UK Frederick, starscape3 in Connections: Part One at Megalo Print Gallery

UK Frederick (Ursula) is another Canberra-based printmaker who has taken as her source of inspiration glass photographic plates in the heritage archive of Mt Stromlo Observatory. These glass plate negatives of the Southern night sky were made in the decades following World War II and contain notational inscriptions, which to me appear as some unintelligible language. For this exhibition, Frederick has made an installation of similar photographs employing the chemigram process (painting with chemicals on a photosensitive surface) of her own imaginary universe, what she refers to as "astrophotographic" images, on which she has screenprinted her private notational inscriptions. They are strange, slightly eerie, but effective images that hint at a reality beyond the known terrestrial one.

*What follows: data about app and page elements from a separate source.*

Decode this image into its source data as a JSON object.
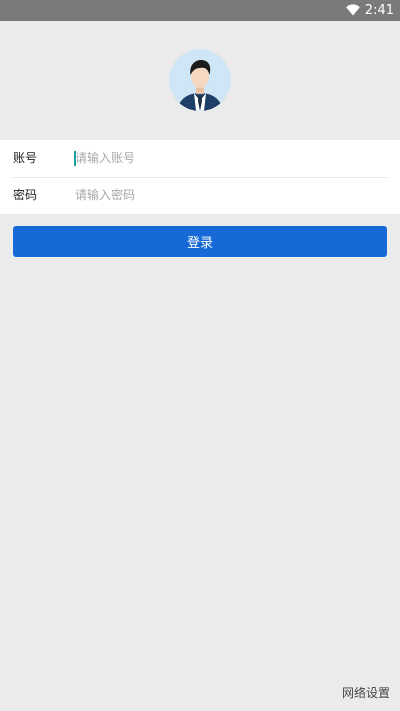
{
  "status_bar": {
    "time": "2:41",
    "icons": [
      "wifi-icon"
    ]
  },
  "avatar": {
    "icon": "user-avatar-icon",
    "colors": {
      "background": "#cfe6f7",
      "suit": "#1f3f66",
      "shirt": "#ffffff",
      "tie": "#1d2d47",
      "skin": "#f6d9c2",
      "hair": "#1c1c1c"
    }
  },
  "form": {
    "account": {
      "label": "账号",
      "placeholder": "请输入账号",
      "value": ""
    },
    "password": {
      "label": "密码",
      "placeholder": "请输入密码",
      "value": ""
    }
  },
  "login_button": {
    "label": "登录",
    "color": "#176ad6"
  },
  "footer": {
    "network_settings_label": "网络设置"
  }
}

Erica Seccombe, in collaboration with Stuart Ramsden, <i>Testing Space on a Sphere</i>, detail, 2018 in <i>Connections: Part One</i> at Megalo Print Gallery.

Erica Seccombe, in collaboration with Stuart Ramsden, Testing Space on a Sphere, detail, 2018 in Connections: Part One at Megalo Print Gallery.

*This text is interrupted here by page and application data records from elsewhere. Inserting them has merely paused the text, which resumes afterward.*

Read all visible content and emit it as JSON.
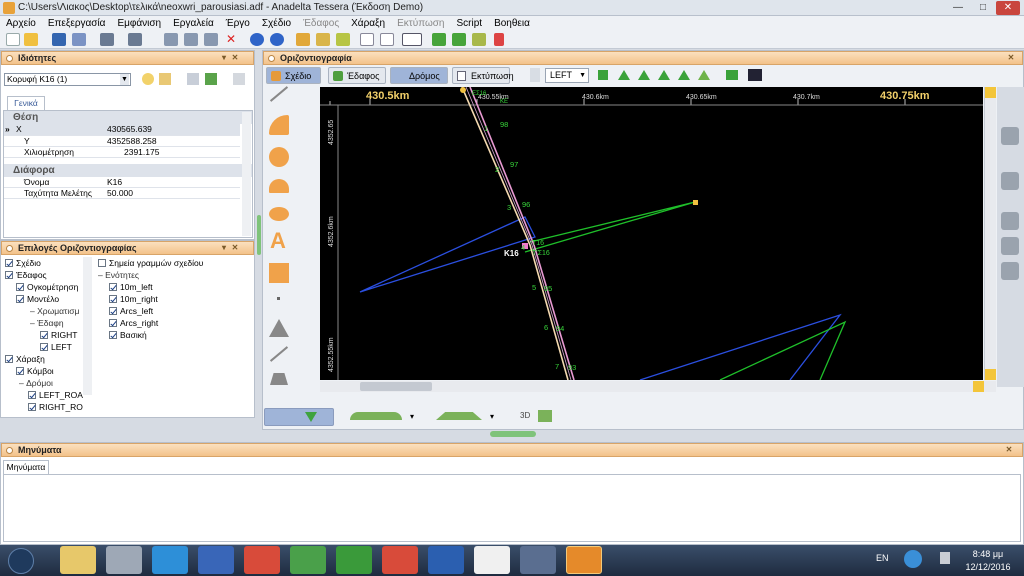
{
  "window": {
    "title": "C:\\Users\\Λιακος\\Desktop\\τελικά\\neoxwri_parousiasi.adf - Anadelta Tessera (Έκδοση Demo)",
    "minimize": "—",
    "maximize": "□",
    "close": "✕"
  },
  "menu": [
    "Αρχείο",
    "Επεξεργασία",
    "Εμφάνιση",
    "Εργαλεία",
    "Έργο",
    "Σχέδιο",
    "Έδαφος",
    "Χάραξη",
    "Εκτύπωση",
    "Script",
    "Βοηθεια"
  ],
  "properties": {
    "header": "Ιδιότητες",
    "selector_value": "Κορυφή Κ16 (1)",
    "tab": "Γενικά",
    "section1": "Θέση",
    "rows1": [
      {
        "label": "Χ",
        "value": "430565.639"
      },
      {
        "label": "Υ",
        "value": "4352588.258"
      },
      {
        "label": "Χιλιομέτρηση",
        "value": "2391.175"
      }
    ],
    "section2": "Διάφορα",
    "rows2": [
      {
        "label": "Όνομα",
        "value": "Κ16"
      },
      {
        "label": "Ταχύτητα Μελέτης",
        "value": "50.000"
      }
    ]
  },
  "options": {
    "header": "Επιλογές Οριζοντιογραφίας",
    "left_tree": [
      {
        "label": "Σχέδιο",
        "checked": true
      },
      {
        "label": "Έδαφος",
        "checked": true
      },
      {
        "label": "Ογκομέτρηση",
        "checked": true
      },
      {
        "label": "Μοντέλο",
        "checked": true
      },
      {
        "label": "Χρωματισμ",
        "checked": null
      },
      {
        "label": "Έδαφη",
        "checked": null
      },
      {
        "label": "RIGHT",
        "checked": true
      },
      {
        "label": "LEFT",
        "checked": true
      },
      {
        "label": "Χάραξη",
        "checked": true
      },
      {
        "label": "Κόμβοι",
        "checked": true
      },
      {
        "label": "Δρόμοι",
        "checked": null
      },
      {
        "label": "LEFT_ROA",
        "checked": true
      },
      {
        "label": "RIGHT_RO",
        "checked": true
      }
    ],
    "right_tree": [
      {
        "label": "Σημεία γραμμών σχεδίου",
        "checked": false
      },
      {
        "label": "Ενότητες",
        "checked": null
      },
      {
        "label": "10m_left",
        "checked": true
      },
      {
        "label": "10m_right",
        "checked": true
      },
      {
        "label": "Arcs_left",
        "checked": true
      },
      {
        "label": "Arcs_right",
        "checked": true
      },
      {
        "label": "Βασική",
        "checked": true
      }
    ]
  },
  "plan": {
    "header": "Οριζοντιογραφία",
    "tabs": [
      "Σχέδιο",
      "Έδαφος",
      "Δρόμος",
      "Εκτύπωση"
    ],
    "view_select": "LEFT",
    "ruler_big": [
      "430.5km",
      "430.75km"
    ],
    "ruler_small": [
      "430.55km",
      "430.6km",
      "430.65km",
      "430.7km"
    ],
    "ruler_vertical": [
      "4352.65",
      "4352.6km",
      "4352.55km"
    ],
    "vertex_label": "K16",
    "stations": [
      "98",
      "97",
      "96",
      "95",
      "94",
      "93",
      "1",
      "2",
      "3",
      "4",
      "5",
      "6",
      "7"
    ],
    "curve_labels": [
      "T16",
      "ΕΣ16",
      "Τ'Σ16",
      "ΚΕ"
    ],
    "button_3d": "3D"
  },
  "messages": {
    "header": "Μηνύματα",
    "tab": "Μηνύματα"
  },
  "taskbar": {
    "lang": "EN",
    "time": "8:48 μμ",
    "date": "12/12/2016"
  },
  "colors": {
    "panel_header": "#f3c28a",
    "canvas_bg": "#000000",
    "road_line": "#f4d9b0",
    "green_line": "#1fbf2a",
    "blue_line": "#2b4fe0",
    "station_text": "#37d43a"
  }
}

Erica Seccombe, in collaboration with Stuart Ramsden, traces space on a sphere through a series of complex screenprints moving from a fully occupied sphere to a near void space. Anna Madeleine’s Pranatamangsa AR is an augmented reality artwork that is based on Indonesian farming calendars where the celestial star signs are linked with agrarian practices. The technology is somewhat fiddly, but the message of the individual photocopy prints is relatively simple. The inscription on one of the prints reads, “Kasa: 22 June – August 1 (42 days). Leaves fell down, woods were dry. A time to cultivate second crop. Flying insects (like grasshopper) laid eggs.”

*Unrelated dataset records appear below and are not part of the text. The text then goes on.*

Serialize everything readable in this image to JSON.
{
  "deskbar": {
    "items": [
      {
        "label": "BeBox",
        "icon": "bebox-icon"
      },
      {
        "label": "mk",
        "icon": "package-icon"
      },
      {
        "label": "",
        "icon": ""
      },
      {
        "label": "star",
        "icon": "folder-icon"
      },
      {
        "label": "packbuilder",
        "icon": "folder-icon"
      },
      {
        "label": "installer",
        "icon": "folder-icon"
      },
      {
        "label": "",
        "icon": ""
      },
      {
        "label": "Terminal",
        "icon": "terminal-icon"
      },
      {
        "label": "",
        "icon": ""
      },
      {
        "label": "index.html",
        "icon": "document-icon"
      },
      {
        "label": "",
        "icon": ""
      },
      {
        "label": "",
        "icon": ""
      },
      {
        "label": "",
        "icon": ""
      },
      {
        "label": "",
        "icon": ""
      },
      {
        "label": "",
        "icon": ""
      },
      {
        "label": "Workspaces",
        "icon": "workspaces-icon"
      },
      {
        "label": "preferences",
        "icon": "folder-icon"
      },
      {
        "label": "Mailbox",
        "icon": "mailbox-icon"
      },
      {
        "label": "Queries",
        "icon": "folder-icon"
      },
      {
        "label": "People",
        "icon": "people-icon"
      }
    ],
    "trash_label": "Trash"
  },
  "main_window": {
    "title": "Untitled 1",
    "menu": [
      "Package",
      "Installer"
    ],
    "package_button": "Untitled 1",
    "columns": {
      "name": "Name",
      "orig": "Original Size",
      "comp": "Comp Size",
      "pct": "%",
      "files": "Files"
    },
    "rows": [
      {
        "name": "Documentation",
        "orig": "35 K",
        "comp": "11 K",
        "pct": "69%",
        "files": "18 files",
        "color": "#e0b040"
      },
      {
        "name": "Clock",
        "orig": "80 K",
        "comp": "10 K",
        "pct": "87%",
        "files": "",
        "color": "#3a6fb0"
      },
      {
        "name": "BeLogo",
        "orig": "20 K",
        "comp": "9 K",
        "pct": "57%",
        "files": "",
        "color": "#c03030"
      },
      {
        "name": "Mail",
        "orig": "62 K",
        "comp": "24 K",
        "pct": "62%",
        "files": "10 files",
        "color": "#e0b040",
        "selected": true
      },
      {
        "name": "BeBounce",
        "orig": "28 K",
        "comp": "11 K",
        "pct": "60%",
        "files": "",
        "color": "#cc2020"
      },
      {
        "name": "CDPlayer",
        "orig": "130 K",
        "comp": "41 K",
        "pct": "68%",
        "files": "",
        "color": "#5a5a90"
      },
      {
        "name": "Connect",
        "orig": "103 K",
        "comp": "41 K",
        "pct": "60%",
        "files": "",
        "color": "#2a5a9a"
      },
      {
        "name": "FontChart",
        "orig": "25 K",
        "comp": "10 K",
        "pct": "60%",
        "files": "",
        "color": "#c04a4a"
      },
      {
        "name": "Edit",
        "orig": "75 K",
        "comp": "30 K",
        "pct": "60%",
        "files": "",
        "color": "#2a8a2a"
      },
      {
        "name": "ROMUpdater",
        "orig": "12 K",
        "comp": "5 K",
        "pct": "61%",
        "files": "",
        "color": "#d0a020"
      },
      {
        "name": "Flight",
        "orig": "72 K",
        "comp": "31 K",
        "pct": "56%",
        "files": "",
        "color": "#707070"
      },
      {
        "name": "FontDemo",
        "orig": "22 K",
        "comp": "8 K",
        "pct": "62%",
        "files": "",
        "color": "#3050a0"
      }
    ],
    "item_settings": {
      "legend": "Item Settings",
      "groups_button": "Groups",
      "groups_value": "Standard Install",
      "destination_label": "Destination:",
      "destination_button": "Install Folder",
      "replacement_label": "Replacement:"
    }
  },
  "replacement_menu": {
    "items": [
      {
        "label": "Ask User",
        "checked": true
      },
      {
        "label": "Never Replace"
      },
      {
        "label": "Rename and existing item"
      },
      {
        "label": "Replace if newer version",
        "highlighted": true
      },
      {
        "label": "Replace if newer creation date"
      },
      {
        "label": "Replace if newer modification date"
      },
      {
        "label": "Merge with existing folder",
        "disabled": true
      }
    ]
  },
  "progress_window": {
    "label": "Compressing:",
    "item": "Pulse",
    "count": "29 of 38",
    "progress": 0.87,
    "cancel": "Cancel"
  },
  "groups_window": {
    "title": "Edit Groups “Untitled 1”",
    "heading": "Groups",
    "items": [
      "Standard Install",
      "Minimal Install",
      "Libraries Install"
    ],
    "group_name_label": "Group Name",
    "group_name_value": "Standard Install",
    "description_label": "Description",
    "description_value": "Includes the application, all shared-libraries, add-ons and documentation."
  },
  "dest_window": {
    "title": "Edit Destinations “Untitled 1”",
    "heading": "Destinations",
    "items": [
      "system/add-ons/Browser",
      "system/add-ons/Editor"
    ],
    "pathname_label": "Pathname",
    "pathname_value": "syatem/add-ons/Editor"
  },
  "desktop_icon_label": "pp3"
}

Ingeborg Hansen, <i>Broken I</i>, 2018 in <i>Connections: Part One</i> at Megalo Print Gallery.

Ingeborg Hansen, Broken I, 2018 in Connections: Part One at Megalo Print Gallery.

Ingeborg Hansen, another Canberra-based printmaker and the artistic director of Megalo, has one of the simplest, but most effective exhibits, a series of 10 screenprints based on insects in various states of disrepair.

This is not a tightly curated exhibition but does bring to the fore a number of engaging musings on science in print.